After beginning a conventional academic career as an assistant professor at an art college, I was recruited to become the first executive director of the Insight Meditation Society, and helped to establish and develop the Barre Center for Buddhist Studies. These are institutions that are trying to live these experiential teachings in a contemporary context, and I am proud of the contributions I have made there to the larger project of rolling the wheel of Dhamma a bit further down the road. Over two and a half decades in Barre, I saw the once fringe phenomenon of meditation become mainstream, the once obscure teachings of the Buddha become popular, and helped to connect the classical teachings of the Buddha to many modern movements, including health (via MBSR), psychology (via the Institute of Meditation and Psychotherapy), and the scientific understanding of consciousness (via the Mind & Life Institute).

Currently I am pursuing these interests as an independent scholar, teacher, and writer, and have started the Integrated Dharma Institute as a vehicle for continuing work in the this field.

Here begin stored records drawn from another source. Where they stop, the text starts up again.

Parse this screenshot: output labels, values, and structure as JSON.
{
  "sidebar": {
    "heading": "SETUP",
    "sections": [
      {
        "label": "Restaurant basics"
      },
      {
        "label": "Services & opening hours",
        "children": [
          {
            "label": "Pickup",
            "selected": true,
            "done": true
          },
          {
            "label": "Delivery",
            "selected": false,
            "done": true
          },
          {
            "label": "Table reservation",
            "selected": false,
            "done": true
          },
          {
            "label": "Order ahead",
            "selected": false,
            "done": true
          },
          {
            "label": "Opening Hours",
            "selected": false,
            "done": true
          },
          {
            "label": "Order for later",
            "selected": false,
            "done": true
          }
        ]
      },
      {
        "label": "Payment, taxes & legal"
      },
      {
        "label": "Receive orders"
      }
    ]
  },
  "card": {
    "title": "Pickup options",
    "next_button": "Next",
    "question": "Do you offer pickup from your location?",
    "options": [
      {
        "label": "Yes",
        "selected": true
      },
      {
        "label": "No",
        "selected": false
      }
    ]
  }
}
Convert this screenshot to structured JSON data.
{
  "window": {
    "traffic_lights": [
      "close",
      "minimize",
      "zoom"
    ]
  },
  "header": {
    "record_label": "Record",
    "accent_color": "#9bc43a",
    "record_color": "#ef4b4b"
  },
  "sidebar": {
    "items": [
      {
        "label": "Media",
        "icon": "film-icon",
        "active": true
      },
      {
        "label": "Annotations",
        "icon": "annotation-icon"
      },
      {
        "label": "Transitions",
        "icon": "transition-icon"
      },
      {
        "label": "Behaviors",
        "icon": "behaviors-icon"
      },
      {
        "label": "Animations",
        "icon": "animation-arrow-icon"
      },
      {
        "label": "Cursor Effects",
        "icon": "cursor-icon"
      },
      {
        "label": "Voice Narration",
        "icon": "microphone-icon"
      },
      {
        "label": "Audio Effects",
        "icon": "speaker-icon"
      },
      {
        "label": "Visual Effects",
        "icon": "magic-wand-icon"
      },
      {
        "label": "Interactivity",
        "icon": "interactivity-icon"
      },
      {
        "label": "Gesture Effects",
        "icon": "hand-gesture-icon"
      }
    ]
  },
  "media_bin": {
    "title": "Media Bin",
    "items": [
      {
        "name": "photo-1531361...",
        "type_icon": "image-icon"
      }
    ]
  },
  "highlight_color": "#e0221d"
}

The Institute provides quality materials and ongoing support to student who want to investigate as directly as possible the original teachings of the Buddha, both as they are found in the earliest Pali texts and as they are encountered in one's own lived experience.

On the Ganges, 2007

Mind & Life Institute

Senior Scholar (2013-14)

Insight Meditation Society

Executive Director (1990-1996)

Barre Center for Buddhist Studies

Core Faculty (1990-2015)

Senior Scholar (2006-2014)

Executive Director (1994-2012)

M.A. Lancaster University (UK)  1979

Buddhism, Hinduism and Sanskrit

Thesis: The Doctrine of No-Mind and the Problem of Insentience in Zen Buddhism and Taoism

B.A. University of Colorado  1977

Philosophy and Religious Studies (double major)